## Input material
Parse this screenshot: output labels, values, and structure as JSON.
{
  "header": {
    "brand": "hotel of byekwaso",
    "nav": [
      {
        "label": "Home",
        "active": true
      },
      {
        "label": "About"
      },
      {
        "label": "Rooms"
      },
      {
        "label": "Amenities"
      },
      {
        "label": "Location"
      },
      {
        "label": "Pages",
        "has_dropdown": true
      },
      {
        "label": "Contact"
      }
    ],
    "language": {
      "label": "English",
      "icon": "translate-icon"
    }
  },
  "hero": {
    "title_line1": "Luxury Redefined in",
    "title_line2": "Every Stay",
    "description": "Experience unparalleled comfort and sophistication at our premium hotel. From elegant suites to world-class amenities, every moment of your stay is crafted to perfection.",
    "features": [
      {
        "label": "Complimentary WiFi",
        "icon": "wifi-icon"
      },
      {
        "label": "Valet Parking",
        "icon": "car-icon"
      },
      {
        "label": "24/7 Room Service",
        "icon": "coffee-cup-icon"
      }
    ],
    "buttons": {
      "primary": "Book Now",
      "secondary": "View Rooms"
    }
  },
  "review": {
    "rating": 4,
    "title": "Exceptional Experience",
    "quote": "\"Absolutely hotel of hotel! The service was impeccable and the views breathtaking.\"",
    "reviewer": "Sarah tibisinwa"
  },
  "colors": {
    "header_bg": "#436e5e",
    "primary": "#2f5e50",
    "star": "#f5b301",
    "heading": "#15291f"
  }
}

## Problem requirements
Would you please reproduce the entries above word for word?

## Output of the exercise
Parse this screenshot: output labels, values, and structure as JSON.
{
  "header": {
    "brand": "hotel of byekwaso",
    "nav": [
      {
        "label": "Home",
        "active": true
      },
      {
        "label": "About"
      },
      {
        "label": "Rooms"
      },
      {
        "label": "Amenities"
      },
      {
        "label": "Location"
      },
      {
        "label": "Pages",
        "has_dropdown": true
      },
      {
        "label": "Contact"
      }
    ],
    "language": {
      "label": "English",
      "icon": "translate-icon"
    }
  },
  "hero": {
    "title_line1": "Luxury Redefined in",
    "title_line2": "Every Stay",
    "description": "Experience unparalleled comfort and sophistication at our premium hotel. From elegant suites to world-class amenities, every moment of your stay is crafted to perfection.",
    "features": [
      {
        "label": "Complimentary WiFi",
        "icon": "wifi-icon"
      },
      {
        "label": "Valet Parking",
        "icon": "car-icon"
      },
      {
        "label": "24/7 Room Service",
        "icon": "coffee-cup-icon"
      }
    ],
    "buttons": {
      "primary": "Book Now",
      "secondary": "View Rooms"
    }
  },
  "review": {
    "rating": 4,
    "title": "Exceptional Experience",
    "quote": "\"Absolutely hotel of hotel! The service was impeccable and the views breathtaking.\"",
    "reviewer": "Sarah tibisinwa"
  },
  "colors": {
    "header_bg": "#436e5e",
    "primary": "#2f5e50",
    "star": "#f5b301",
    "heading": "#15291f"
  }
}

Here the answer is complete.